The upcoming feature-length posts are still in progress; I want to be thorough, so essentially everything will be pushed forward a week. (I will update the schedule post accordingly.)
To ensure that there is actual content on here, and not just a bunch of site-related posts, I am sharing this report from the Pew Research Center, published December 2016:
Authors Barthel, Mitchell, and Holcomb discuss Americans’ perception of the confusion caused by fake news, self-reported ability to recognize fake news, and who is responsible for dealing with the issue.
Interestingly, 39% and 45% of those surveyed are “very confident” and “somewhat confident”, respectively, in their ability to spot fake news (p. 6 in the full report). I’d like to see some research done that compares self-reported vs actual fake news recognition abilities, especially with respect to articles that confirm one’s own biases. (If there’s already a sort of Dunning-Kruger effect kind of study that’s been done, contact me.)
As an aside: One of the first hyperlinks in the report refers to the whole “pizzagate” thing that went down before the report was published.
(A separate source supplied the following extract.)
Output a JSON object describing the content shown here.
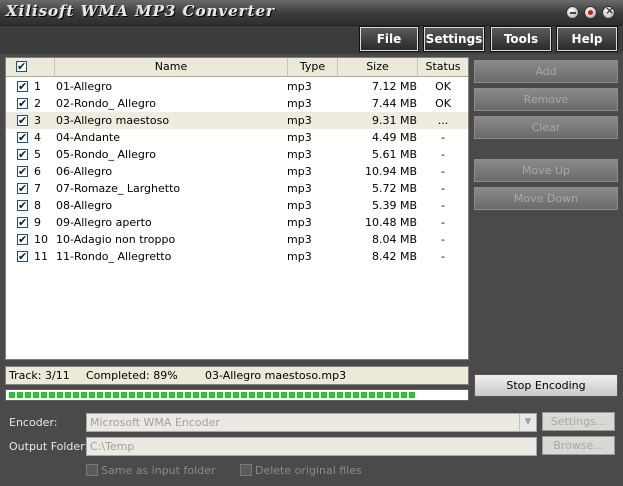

I was largely away from social media and the news around that time, so imagine my surprise when I learned their Pizzagate was less about bad science (see here: “Pizzagate, or the curious incident of the researcher in response to people pointing out 150 errors in four of his papers”) and more about a Satanic child sex ring going down at a ping-pong pizza place! I had to check my calendar: Were people still doing the whole “satanic panic” thing in the US? I know styles come in cycles, but that is one ’80s look that should’ve stayed in that era. However, since it’s crept its way back, it may be a good topic to cover here at some point.